“We knew when we got in the paint that they were all going to collapse,” Russell said. “We told [Qudus] we’re going to get it up off the rim and you’ve just gotta get…the rebound.”
Wahab wasn’t the only one to finish an emphatic dunk. After stripping the ball away from his defender, Hart made a mad-dash toward the other end before rising to the basket and putting away the final score of the half.
The Terps went into the locker room with a slim, but well-earned, 37-35 lead.
Plummer kicked things off in the second half just as he did early in the first — sinking a three-pointer.
Though Wahab continued his strong showing by converting an and-one opportunity, a pair of makes from Trent Frazier and a layup from Bosmans-Verdonk gave Illinois the largest lead of the night, at five.
Frazier managed to push the Illini to six ahead with another three-pointer, but two makes from the charity stripe for Xavier Green and a Julian Reese make from three pushed Maryland toward the lead once again.
Reese has been one to go for the long-range shots, despite minimal success on the season. But the freshman hit both of his three-point attempts on the night, including one to put the Terps ahead for the first time in almost 11 minutes of game time.
Andre Curbelo responded with a jumper, but a nifty lay-in from Eric Ayala under the rim and a layup from Scott gave Maryland a bit more control after it trailed for the majority of the half.
Scott continued to thrive down the stretch. He remained a pest in the paint, scoring three layups in the final six minutes, all of which he was fouled during.
After Scott finished two free throws, the Terps amassed their biggest lead, of eight points. But as the Illini struggled to make shots, Maryland worked the free throw line and another emphatic dunk from Hart to the tune of a 16-point win.

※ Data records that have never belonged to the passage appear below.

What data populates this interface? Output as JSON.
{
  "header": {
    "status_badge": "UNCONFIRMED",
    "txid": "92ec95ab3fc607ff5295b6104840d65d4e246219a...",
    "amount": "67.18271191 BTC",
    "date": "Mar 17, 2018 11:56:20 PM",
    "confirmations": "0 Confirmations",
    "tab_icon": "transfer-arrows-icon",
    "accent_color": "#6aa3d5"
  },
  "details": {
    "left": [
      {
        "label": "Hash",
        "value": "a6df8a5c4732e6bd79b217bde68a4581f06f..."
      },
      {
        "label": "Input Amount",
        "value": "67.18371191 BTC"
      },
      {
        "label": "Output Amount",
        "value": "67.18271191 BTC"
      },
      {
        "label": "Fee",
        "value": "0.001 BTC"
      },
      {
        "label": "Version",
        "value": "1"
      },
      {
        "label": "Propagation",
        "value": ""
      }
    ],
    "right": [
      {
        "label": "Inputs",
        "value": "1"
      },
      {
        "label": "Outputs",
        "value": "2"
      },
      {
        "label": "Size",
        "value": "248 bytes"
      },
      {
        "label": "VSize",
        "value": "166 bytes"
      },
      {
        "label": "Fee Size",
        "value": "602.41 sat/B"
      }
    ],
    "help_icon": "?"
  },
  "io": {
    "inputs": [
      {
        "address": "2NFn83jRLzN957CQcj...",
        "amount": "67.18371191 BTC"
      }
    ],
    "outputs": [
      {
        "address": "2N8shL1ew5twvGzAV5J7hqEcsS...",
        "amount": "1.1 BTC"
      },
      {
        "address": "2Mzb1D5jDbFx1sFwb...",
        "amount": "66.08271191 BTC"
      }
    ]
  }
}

“It just gives us confidence and it instills that we may have lost a lot of games early on, but the season isn’t over,” Scott said. “As long as you’ve still got a game ahead of you, you’ve always still got that fight left in you.”